There were so many charges - 23 altogether - that it seemed the jury would never be able to come to a decision, he said. "However, there were some that gave us more trouble than others. There was a lot of disagreement for the jury.
"The interstate commerce thing really caused quite a stir. There were quite a few people who really did not believe the church was in interstate commerce."
That part of the case concerned the bombing of the LDS Kamas Stake Center on Jan. 16, the violence that triggered the standoff. In order for the federal government to file charges, the building blown up had to somehow affect interstate commerce.
Any structure that had no effect on commerce that crossed state lines would be covered by state laws, and a federal charge would not be appropriate. So prosecutors put on testimony that showed donations collected in the stake center were used in interstate commerce - supporting missionaries, buying equipment from out of state, etc.
When U.S. District Judge Bruce S. Jenkins instructed the jury, he said they would have to vote "yes" on one of three possible conclusions about interstate commerce if the bombing charges were to be considered.
One of these was whether donations collected at the stake center were sent through interstate commerce, and the jurors voted yes.
When Addam Swapp testified, his statements didn't implicate anyone else. He "pretty much referred to the bombing part of it, and that was pretty much cut and dried, as far as most of us were concerned," Lacy said.
The fact that Addam Swapp and his brother, Jonathan, wore fringed leather jackets did not work against them. "Well, the only thing I could think of was I'd like to have one," Lacy said.
"I wouldn't wear it to court - but I'd like to have one." He never saw the back of Addam Swapp's jacket, which carried a religious flag, until after the verdict, when the defendants were leaving the courtroom.
At all breaks during the trial, the jury filed out first, with defendants still facing them. So he didn't see the back of Swapp's jacket.
Lacy said most members of the panel didn't feel that the Singer-Swapp defendants really meant an insurrection when they talked about establishing their own nation. "There were one or two jurors that kind of got that feeling," he said.
"But I thought most of us felt, rightly or wrongly, they were actually talking about a religious-type freedom, rather than a physical piece of turf where they had their nation."
How did it affect jurors when Jenkins ordered Addam Swapp to answer certain questions and he flatly refused to talk about other defendants? Did it lessen Swapp's credibility? "I think it had the opposite effect. For some reason, defying the judge - I don't know, I was half sympathetic to him on it." But this factor never came up in jury deliberations, he said.

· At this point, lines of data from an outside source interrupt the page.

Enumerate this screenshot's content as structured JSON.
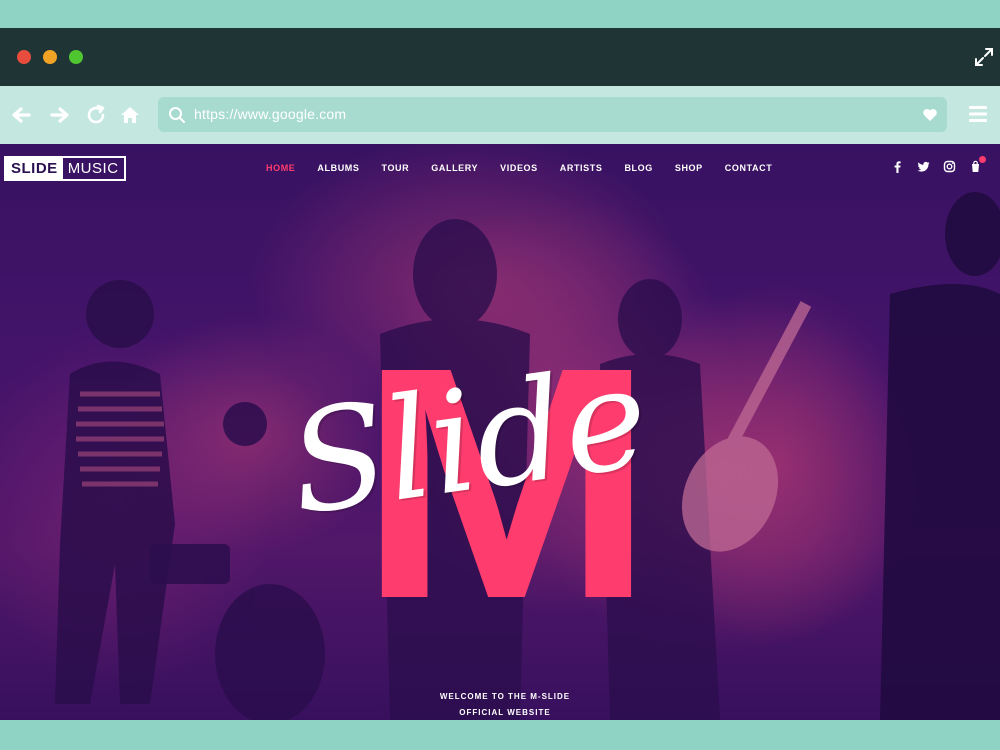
{
  "browser": {
    "url": "https://www.google.com",
    "window_controls": [
      "close",
      "minimize",
      "maximize"
    ],
    "toolbar_icons": [
      "back-arrow-icon",
      "forward-arrow-icon",
      "reload-icon",
      "home-icon"
    ]
  },
  "site": {
    "logo": {
      "part1": "SLIDE",
      "part2": "MUSIC"
    },
    "nav": [
      {
        "label": "HOME",
        "active": true
      },
      {
        "label": "ALBUMS"
      },
      {
        "label": "TOUR"
      },
      {
        "label": "GALLERY"
      },
      {
        "label": "VIDEOS"
      },
      {
        "label": "ARTISTS"
      },
      {
        "label": "BLOG"
      },
      {
        "label": "SHOP"
      },
      {
        "label": "CONTACT"
      }
    ],
    "social": [
      "facebook-icon",
      "twitter-icon",
      "instagram-icon",
      "cart-icon"
    ],
    "hero": {
      "big_letter": "M",
      "script": "Slide",
      "welcome_line1": "WELCOME TO THE M-SLIDE",
      "welcome_line2": "OFFICIAL WEBSITE"
    }
  },
  "colors": {
    "accent": "#ff3c6e",
    "background_purple": "#4a1670",
    "browser_frame": "#1f3535",
    "toolbar": "#c4e7df"
  }
}
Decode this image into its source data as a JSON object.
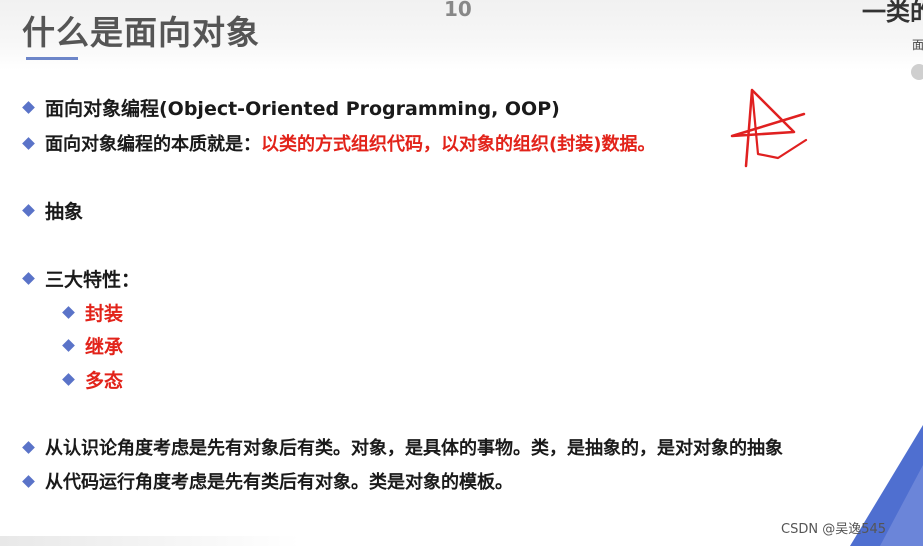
{
  "slide": {
    "title": "什么是面向对象",
    "page_number": "10",
    "corner_heading": "一类的",
    "corner_sub": "面"
  },
  "bullets": [
    {
      "text": "面向对象编程(Object-Oriented Programming, OOP)"
    },
    {
      "lead": "面向对象编程的本质就是：",
      "highlight": "以类的方式组织代码，以对象的组织(封装)数据。"
    },
    {
      "text": "抽象"
    },
    {
      "text": "三大特性："
    },
    {
      "text": "从认识论角度考虑是先有对象后有类。对象，是具体的事物。类，是抽象的，是对对象的抽象"
    },
    {
      "text": "从代码运行角度考虑是先有类后有对象。类是对象的模板。"
    }
  ],
  "sub_bullets": [
    {
      "text": "封装"
    },
    {
      "text": "继承"
    },
    {
      "text": "多态"
    }
  ],
  "watermark": "CSDN @吴逸545",
  "colors": {
    "bullet": "#5a73c8",
    "highlight": "#e2231a",
    "title": "#555555",
    "annotation": "#e02020",
    "corner_triangle": "#4f6fd0"
  }
}
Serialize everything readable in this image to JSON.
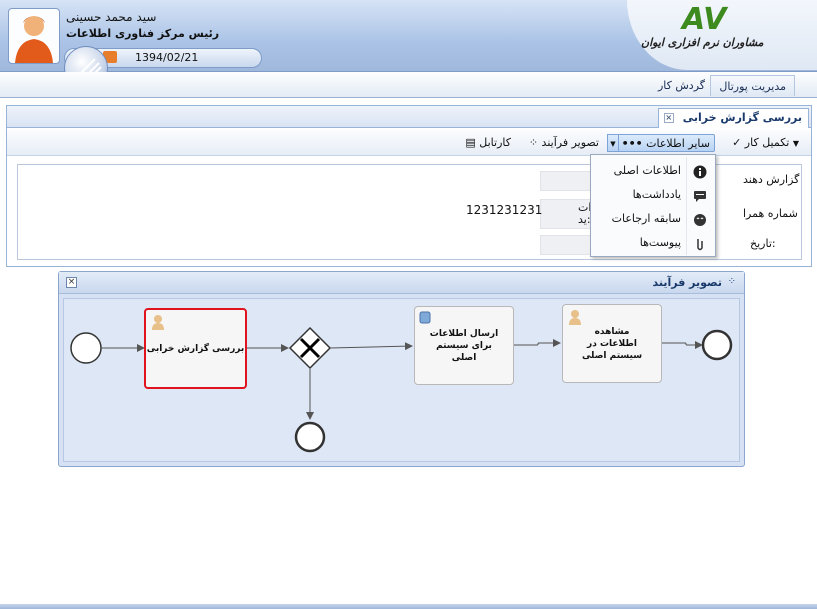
{
  "header": {
    "user_name": "سید محمد حسینی",
    "user_title": "رئیس مرکز فناوری اطلاعات",
    "date": "1394/02/21",
    "logo_text": "مشاوران نرم افزاری ایوان",
    "logo_mark": "AV"
  },
  "nav": {
    "items": [
      {
        "label": "مدیریت پورتال"
      },
      {
        "label": "گردش کار"
      }
    ]
  },
  "tab": {
    "title": "بررسی گزارش خرابی"
  },
  "toolbar": {
    "complete": "تکمیل کار",
    "other_info": "سایر اطلاعات",
    "process_image": "تصویر فرآیند",
    "cardboard": "کارتابل"
  },
  "form": {
    "reporter_label": "گزارش دهند",
    "phone_label": "شماره همرا",
    "date_label": "تاریخ:",
    "phone_value": "1231231231",
    "desc_fragment_1": "ات",
    "desc_fragment_2": "ید:"
  },
  "menu": {
    "items": [
      {
        "label": "اطلاعات اصلی",
        "icon": "info-icon"
      },
      {
        "label": "یادداشت‌ها",
        "icon": "notes-icon"
      },
      {
        "label": "سابقه ارجاعات",
        "icon": "history-icon"
      },
      {
        "label": "پیوست‌ها",
        "icon": "paperclip-icon"
      }
    ]
  },
  "process_window": {
    "title": "تصویر فرآیند",
    "tasks": {
      "review": "بررسی گزارش خرابی",
      "send": "ارسال اطلاعات برای سیستم اصلی",
      "view": "مشاهده اطلاعات در سیستم اصلی"
    }
  },
  "colors": {
    "active_task_border": "#e0141e",
    "header_blue": "#aac3e6"
  }
}
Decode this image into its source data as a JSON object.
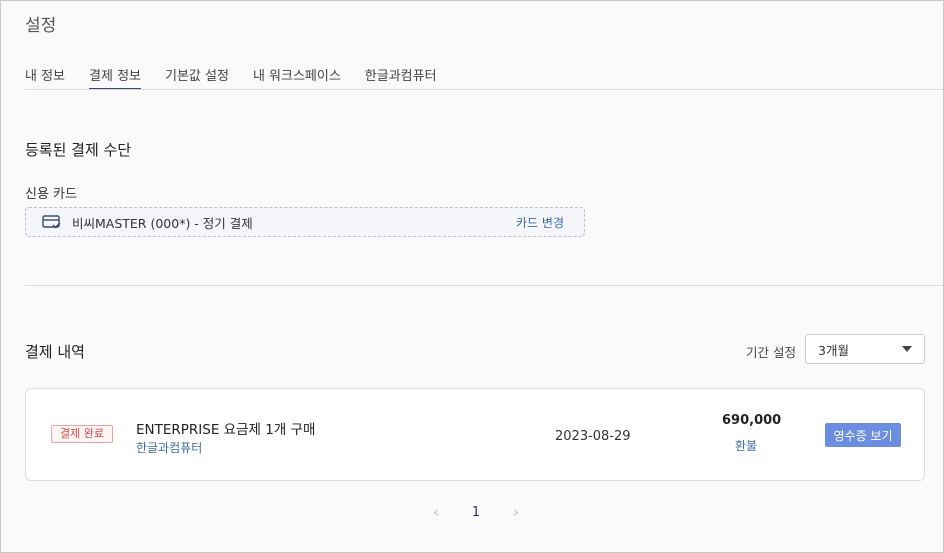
{
  "page_title": "설정",
  "tabs": [
    {
      "label": "내 정보",
      "active": false
    },
    {
      "label": "결제 정보",
      "active": true
    },
    {
      "label": "기본값 설정",
      "active": false
    },
    {
      "label": "내 워크스페이스",
      "active": false
    },
    {
      "label": "한글과컴퓨터",
      "active": false
    }
  ],
  "payment_method": {
    "section_title": "등록된 결제 수단",
    "sub_label": "신용 카드",
    "card_text": "비씨MASTER (000*) - 정기 결제",
    "change_label": "카드 변경",
    "card_icon": "credit-card-icon"
  },
  "history": {
    "section_title": "결제 내역",
    "period_label": "기간 설정",
    "period_value": "3개월",
    "items": [
      {
        "status": "결제 완료",
        "title": "ENTERPRISE 요금제 1개 구매",
        "org": "한글과컴퓨터",
        "date": "2023-08-29",
        "amount": "690,000",
        "refund_label": "환불",
        "receipt_label": "영수증 보기"
      }
    ]
  },
  "pagination": {
    "prev": "‹",
    "current_page": "1",
    "next": "›"
  },
  "colors": {
    "accent": "#3b4a6b",
    "link": "#3e6aa8",
    "button": "#6b8ee0",
    "status_red": "#d24b4b"
  }
}
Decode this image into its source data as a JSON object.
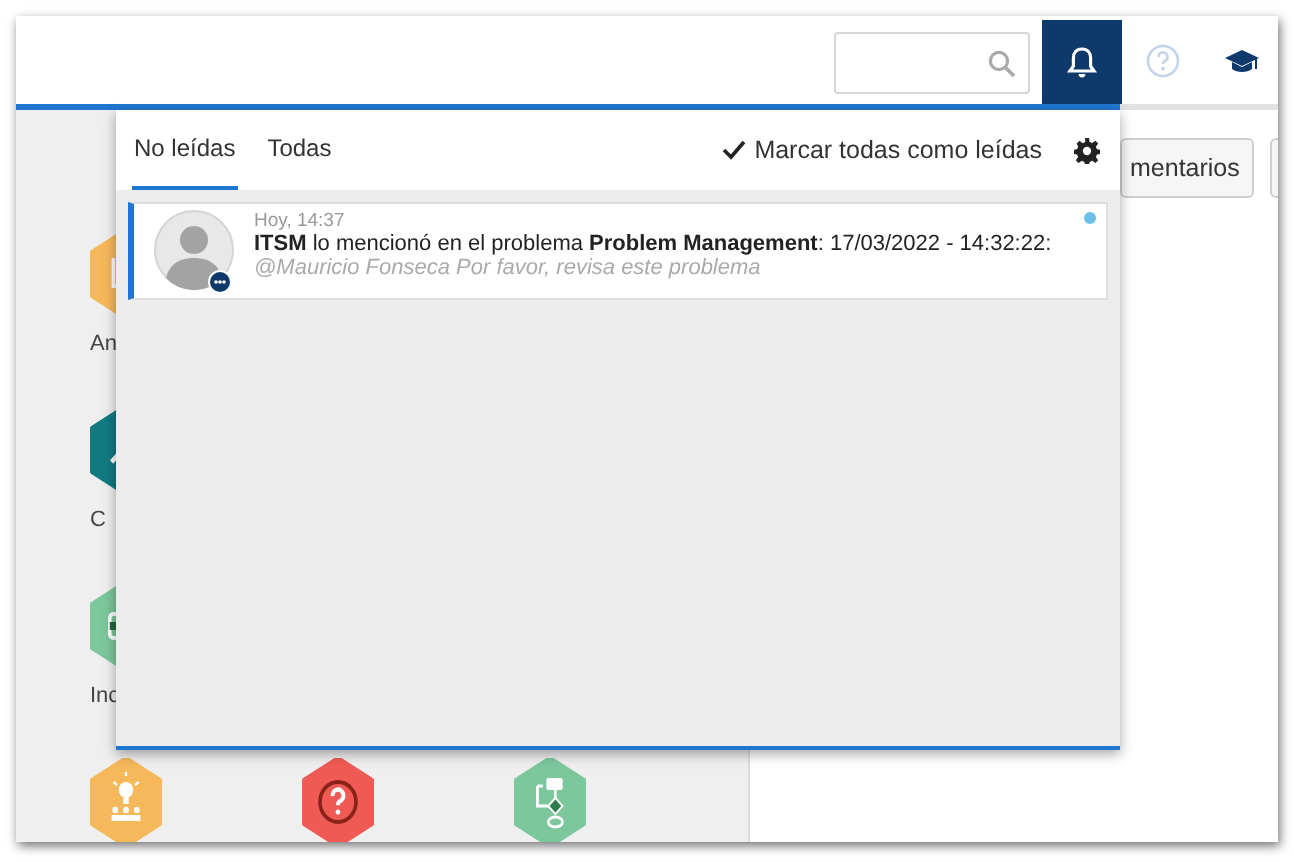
{
  "header": {
    "notifications_button": {
      "active": true
    }
  },
  "tile_rows": [
    [
      {
        "label": "An",
        "kind": "chart",
        "color": "#f5b85a"
      }
    ],
    [
      {
        "label": "C",
        "kind": "wrench",
        "color": "#137a82"
      }
    ],
    [
      {
        "label": "Inc",
        "kind": "card",
        "color": "#7cc79c"
      }
    ],
    [
      {
        "kind": "idea",
        "color": "#f5b85a"
      },
      {
        "kind": "question",
        "color": "#f05a55"
      },
      {
        "kind": "flow",
        "color": "#7cc79c"
      }
    ]
  ],
  "toolbar_buttons": [
    "mentarios"
  ],
  "notifications": {
    "tabs": [
      {
        "label": "No leídas",
        "selected": true
      },
      {
        "label": "Todas",
        "selected": false
      }
    ],
    "mark_all": "Marcar todas como leídas",
    "items": [
      {
        "time": "Hoy, 14:37",
        "message": "**ITSM** lo mencionó en el problema **Problem Management**: 17/03/2022 - 14:32:22:",
        "comment": "@Mauricio Fonseca Por favor, revisa este problema",
        "unread": true
      }
    ]
  }
}
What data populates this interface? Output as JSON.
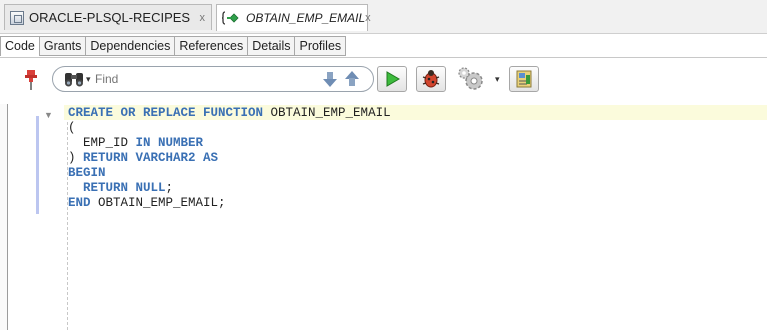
{
  "doc_tabs": [
    {
      "title": "ORACLE-PLSQL-RECIPES",
      "close": "x"
    },
    {
      "title": "OBTAIN_EMP_EMAIL",
      "close": "x"
    }
  ],
  "sub_tabs": [
    "Code",
    "Grants",
    "Dependencies",
    "References",
    "Details",
    "Profiles"
  ],
  "toolbar": {
    "search_placeholder": "Find"
  },
  "code": {
    "lines": [
      [
        {
          "t": "CREATE OR REPLACE FUNCTION ",
          "k": true
        },
        {
          "t": "OBTAIN_EMP_EMAIL",
          "k": false
        }
      ],
      [
        {
          "t": "(",
          "k": false
        }
      ],
      [
        {
          "t": "  EMP_ID ",
          "k": false
        },
        {
          "t": "IN NUMBER",
          "k": true
        }
      ],
      [
        {
          "t": ") ",
          "k": false
        },
        {
          "t": "RETURN VARCHAR2 AS",
          "k": true
        }
      ],
      [
        {
          "t": "BEGIN",
          "k": true
        }
      ],
      [
        {
          "t": "  RETURN NULL",
          "k": true
        },
        {
          "t": ";",
          "k": false
        }
      ],
      [
        {
          "t": "END ",
          "k": true
        },
        {
          "t": "OBTAIN_EMP_EMAIL;",
          "k": false
        }
      ]
    ]
  },
  "colors": {
    "keyword": "#3a70b4",
    "current_line": "#fbfbdc",
    "modified_marker": "#bcc6f0"
  },
  "icons": [
    "database-icon",
    "function-icon",
    "pin-icon",
    "binoculars-icon",
    "find-previous-icon",
    "find-next-icon",
    "run-icon",
    "debug-icon",
    "gear-icon",
    "compile-icon",
    "fold-icon"
  ]
}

"The only real tough part was the decision-making with the jury," he said of the trial. "That really turned out to be a lot tougher than any of us expected it to be. I think the only disappointing part of the whole trial was that we really felt like the defense let us down. They just did not present much of a defense. It really put us in a bad way because the jury was trying to come up with a defense more than the defense attorneys were."
He did not know whether this was because there wasn't much of a defense that could be presented or because defendants were afraid of biasing the case against their relatives who were also on trial.
Was it a mistake to try everybody together? "It was a mistake if it affected the way the defense lawyer handled his own client there," Lacy said. But he said he doesn't know if that was the case.